(Information begins)
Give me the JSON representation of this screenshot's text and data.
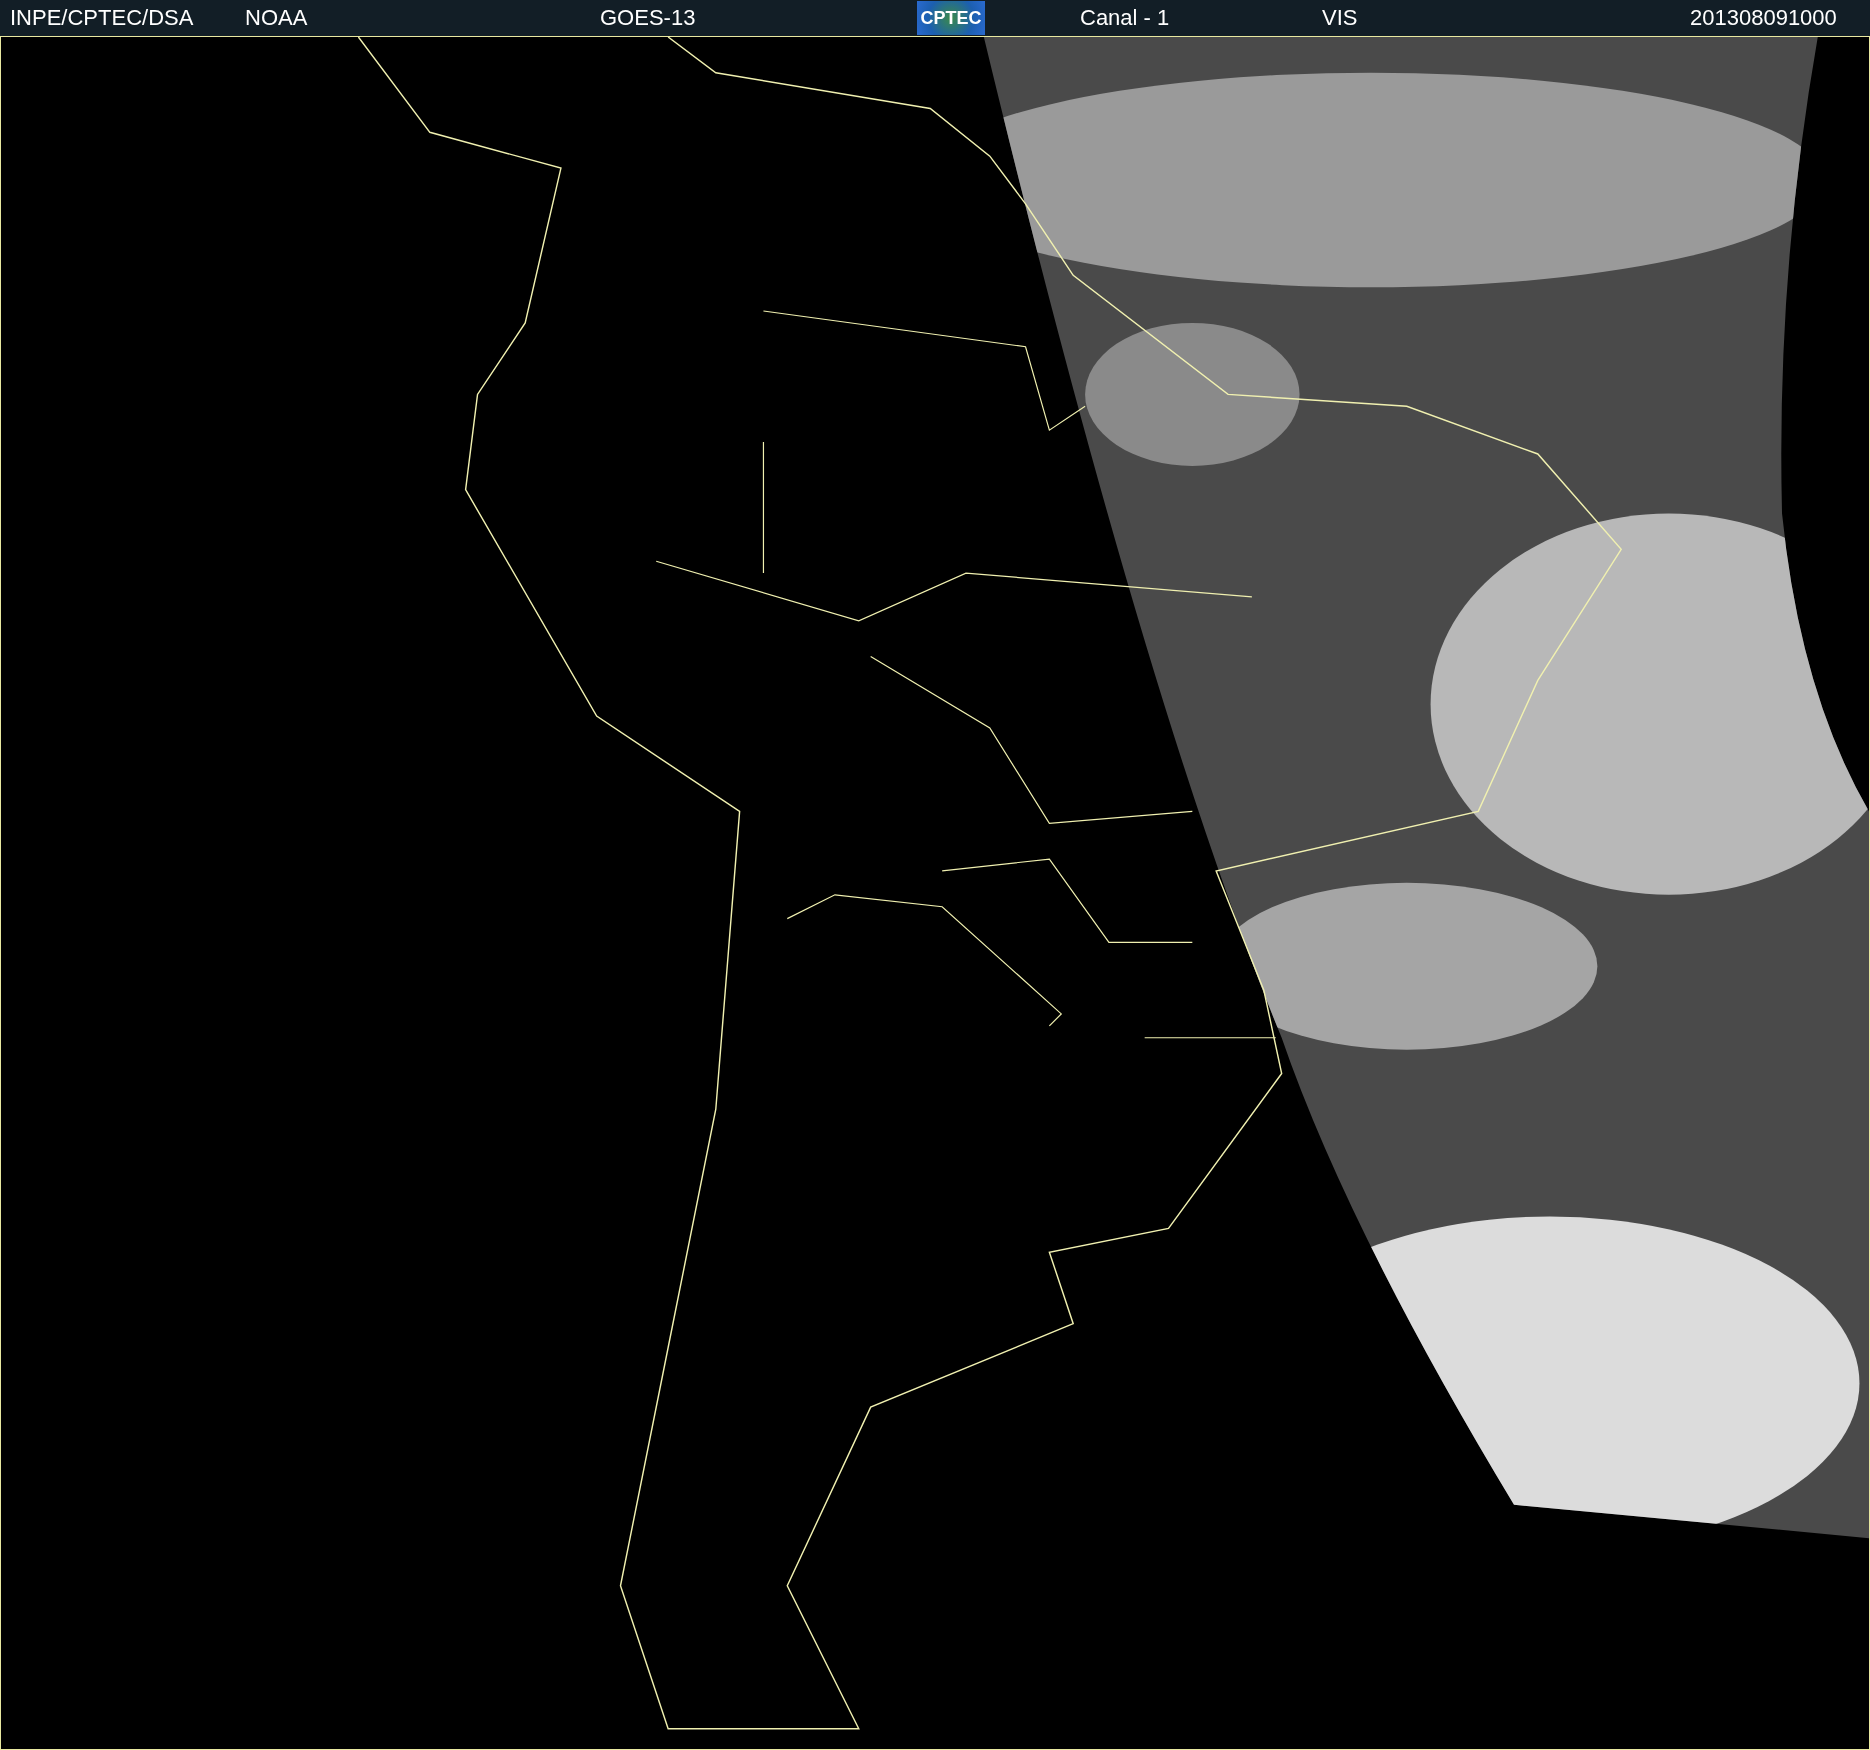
{
  "header": {
    "institution": "INPE/CPTEC/DSA",
    "agency": "NOAA",
    "satellite": "GOES-13",
    "logo": "CPTEC",
    "channel": "Canal - 1",
    "band": "VIS",
    "timestamp": "201308091000"
  }
}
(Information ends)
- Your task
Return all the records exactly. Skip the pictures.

- Response to the exercise
Give me the JSON representation of this screenshot's text and data.
{
  "header": {
    "institution": "INPE/CPTEC/DSA",
    "agency": "NOAA",
    "satellite": "GOES-13",
    "logo": "CPTEC",
    "channel": "Canal - 1",
    "band": "VIS",
    "timestamp": "201308091000"
  }
}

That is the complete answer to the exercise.